We live in a culture that enjoys sporting events, that celebrates athletic competition, and that places a lot of pressure on athletes – from highly paid professionals all the way down to happy-go-lucky Little Leaguers. And as parents, many of us feel pressure from family members and friends to get our kids involved in sports starting from the time they are still technically toddlers. I am absolutely a proponent of kids playing organized sports if they themselves are interested and enthusiastic about it, and if they consider it to be a fun activity.

Both of my children played on organized sports teams while they were in elementary and high school. They learned some valuable skills and life lessons while participating in their chosen activities. Things like self-discipline; respect for rules of the game and for coaches; teamwork and support for teammates; how to win and how to lose gracefully.

But as any parent who has watched their children play on sports teams for more than a couple seasons, we know that there can be negative aspects to participation as well. There are injuries, out-of-control parents, politics when it comes to making a team and who gets playing time, and over-zealous coaches that place winning above everything else.

Any number of these issues can contribute to a child developing a bad attitude about a sport or becoming burnt out. The pressure to win becomes even more intense as kids get older and talk of college scholarships begins. Participating in club sports is an expensive and time-consuming endeavor which ratchets up the stress level for many kids who are often reminded of the sacrifices their parents are making for them to play.

All of this explains why so many people celebrated or were shocked by what Simone Biles decided to do during her gymnastics experience in Tokyo this summer. There are very few people on the planet who can fully understand the amount of pressure she felt to perform and to live up to the expectations that had been placed upon her.

While feeling unsure of herself and her abilities, she had to grapple with letting down not only her coaches and teammates, but an entire country full of fans – in addition to her corporate sponsors who pay her millions of dollars to wear their clothes and pitch their products.

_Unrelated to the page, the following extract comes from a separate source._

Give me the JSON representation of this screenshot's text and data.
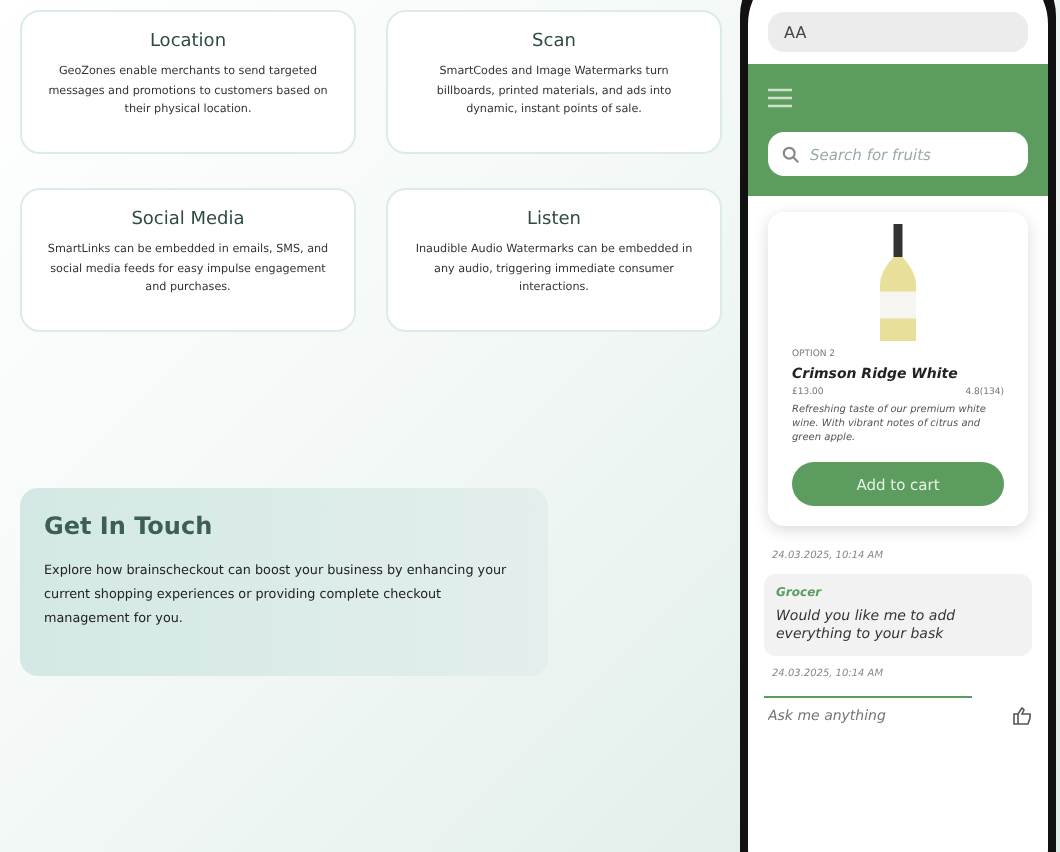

This made her decision to put herself first that much more admirable. It took immense strength and bravery to step away and decide that her mental health was the priority, and I hope her decision will be an example to families everywhere, particularly those who have kids playing sports.

Participating in youth sports should be fun. The focus, especially for younger athletes, should be on making friends, engaging in healthy activity, and learning to play as part of a team. As kids get older, they come to understand that there is also hard work involved. Many want to keep playing, but for some, the fun ends or their interests simply change.

As parents, we need to truly listen to how our kids express their feelings regarding their sports experiences and their coaching. If they are feeling a lot of pressure about any aspect of playing, a family should discuss all the pros and cons of continuing to play that sport. Let your child be the ultimate decision maker of what they want to do or not do. Their mental health should always be the priority, and they should never put up with any kind of abusive behavior from coaches, teammates, or family members.

At the end of the day, if a kid is not having any fun playing a sport, they should not be pressured to continue just because parents have paid a lot of money or think they might get a scholarship.

Let’s all remember Simone Biles and her courageous decision in Tokyo to put herself first, no matter what anyone else thought or said. As a parent, I applaud her not only for her incredible determination, work-ethic, and amazing athletic skills, but more so for her being a shining example and mental health role-model for young athletes and their parents everywhere.

It’s OK to say “No.”